Another Manish story, which led nowhere, is good example. His editor told me about Manish’s efforts to get official comment about Lenovo and the so-called Superfish spyware. He waited a full work day for Microsoft’s canned and essentially useless response, which led to the story being scrapped. That is every public relation’s response goal: Delay and destroy. The writer won’t be paid, because the story never published for lack of information he and the editor deemed necessary. The result discourages future efforts to get the quote, when rumors and sensationalism deliver paying pageviews. You can work for nothing, or produce something that pays.

BTW, the typical PR stalling tactic is archaic. If blogs and news sites will publish rumors or hearsay anyway, getting in front of the torrent is more sensible public relations. Stalling and canned responses stops the few but not the many.


As I look at how BetaNews is changing, with more writers responsible for editing, headlines are more sensational and less reporting is original. They want to get paid for their writing and compete against popular blogs which command greater reach. That said, BN still produces lots of valuable news, but the trend nevertheless is clear.

I would like to see the news industry shift away from the pay-for-pageviews model—to something that encourages responsible reporting and building legitimate audience. Every writer should be salaried, but that’s fantasy given the reality of news gathering today. This instead: Pay like bartenders and waiters/waitresses. All writers receive the same base salary. How much more they earn depends on tips. Companies can provide online tip boxes to which readers contribute (per story or ongoing basis). Meanwhile, reporters are tipped by employers for their legitimate, originally sourced scoops.

The editorial measure for pay should be scoops and original content not pageviews. The approach could:

  • Build, or rebuild, audience trust
  • Generate more legitimate news content
  • Reduce the amount of frivolous commentary
  • Encourage time necessary to report responsibly
  • Give publishers power to reset how advertising is valued

There are too many know-it-all talking heads online today. Blogs and news sites encourage them in their endless quest to feed content to drive pageviews that lift ad rates. Then there is the aforementioned quest for ever-more sensational stories. Uh-oh, editors are just as conflicted as writers, when the separation of Church and State—that is editorial and advertising—diminishes, or even disintegrates.

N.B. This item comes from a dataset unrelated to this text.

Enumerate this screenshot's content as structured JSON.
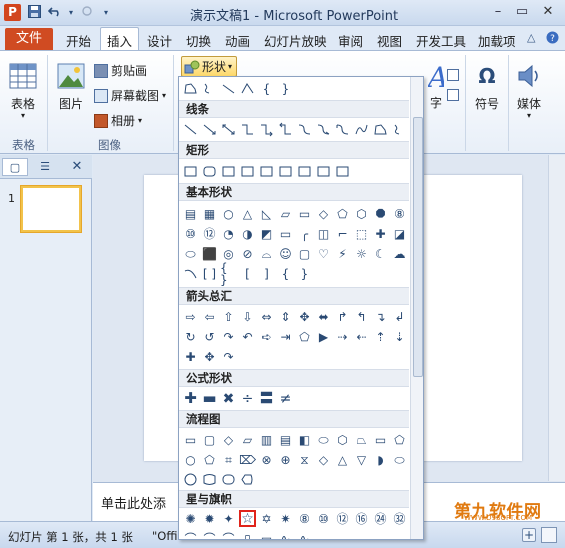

More content is less for all. The current ad-based, pageview model is broken. There is too much content, and not enough advertising to support it. The starting point is changing the compensation model to something that is in line with the Fourth Estate’s editorial agenda, which is to serve the public trust. Serving pageviews is servitude.

Stop the madness!

Photo Credit: Rob Best